I'm sharing two of these changes today.
I learned to sit with discomfort, especially with anger and fear. I learned to breathe through it, and let the hearth within me grow warm. I learned, through this, to meditate -- finally, after decades, I have found my breath again.
This change taught my nervous system to step down the alarm. It taught me to weave the first threads of acceptance. And it has given me the cat pictured above, one of my inner teachers now.
I learned, once again, to make poems. When I was in my late teens and early twenties, poetry saved my life. This is not an exaggeration. It is time I give poetry its own life back.
I wrote this poem for Wonder Anew. Happy first birthday, Wonder Anew, with many more years to come.
The Good, Clean Water
Just where the cranberry farms begin, behind
that arched sign and the long, rutted drive,
the gutter flows. It's a water ditch,
carved deep by rain, seeping south into the pasture
where cows once nosed through wire fence
for grass. I was new to nature then, and stared
at their raspy coats, their hooves delicate
in mud, and of course their curtained eyes.
The water rolls, white foam caught in snags
of weeds, leaves of buttercups flattened in the flood.
It's louder than a river, this fat channel
falling toward the sea. I walk its edge
to the source: A farm at harvest, a drain
from the clay bogs where cranberries grow.
even the stones we have made ourselves swallow.
At nineteen, I pushed open the door to a meditation class.

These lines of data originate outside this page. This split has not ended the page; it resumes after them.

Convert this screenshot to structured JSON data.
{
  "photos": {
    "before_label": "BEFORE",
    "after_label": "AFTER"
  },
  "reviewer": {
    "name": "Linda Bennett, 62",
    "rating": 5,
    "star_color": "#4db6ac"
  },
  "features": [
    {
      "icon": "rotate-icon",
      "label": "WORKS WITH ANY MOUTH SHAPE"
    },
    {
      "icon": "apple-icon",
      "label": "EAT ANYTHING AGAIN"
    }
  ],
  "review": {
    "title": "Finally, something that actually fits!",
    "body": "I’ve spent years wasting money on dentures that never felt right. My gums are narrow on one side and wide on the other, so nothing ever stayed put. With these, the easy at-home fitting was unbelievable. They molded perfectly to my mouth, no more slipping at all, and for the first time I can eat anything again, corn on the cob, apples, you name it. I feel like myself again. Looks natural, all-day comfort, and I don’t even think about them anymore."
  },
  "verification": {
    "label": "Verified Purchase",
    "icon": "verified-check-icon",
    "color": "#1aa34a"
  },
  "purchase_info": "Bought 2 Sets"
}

I sat down, and I failed.
Outside the class window, the pale sky snagged me.
Small birds dropped from eave to sidewalk and moved
as though native to the undercarriage of cars.
Long light shot in at sunset; how could I not love
that light, and follow it everywhere with my eyes?
The teacher talked, his voice launched
from its goateed roost, from the collar
that sprouted his head. Around me, women
were caught in his current, their foam and leaves
razed in his tide. And I itched
for nine o'clock when I could bolt.
I sat still. I tried. But lightning
flared through my chest. Flood warnings
flashed, my good sense screamed.
I never returned.
For twenty more years, I must have breathed;
I don't remember.
In the ditch, the water moves, seaming through dips,
leaping white thickets of foam.
Cranberries, dropped from harvest trucks,
stud the weeds at the edge of the road.
At thirty-nine, my own mother now, I gave myself
breath again, slowly, shaking. I gave myself breath
and this: the guttering flow of the slim, swift stream,
its waves like silver fish, like fingerlings, frogs
as thick as Doug fir bark, and there,
a bright cup of yellow petals jolted in the flow.
I walk now, startled new by nature.
I walk the hill to the source of the stream,
the clay bog where the cranberries grow,
where once the cows in their mud-streaked light
rooted and moved. I walk in the stream, water curving
round my calves, and feel the current take me, take us:
woman and cow, water-choked weeds, words
from a man in some breed of collar now lost to me.
We all course downstream, gutted and drained
at harvest time, red jewels bouncing from truckbeds,
flowers bending to tides. We course downstream,
the water knows its way. The good, clean water
knows its way, and latches us back to our home.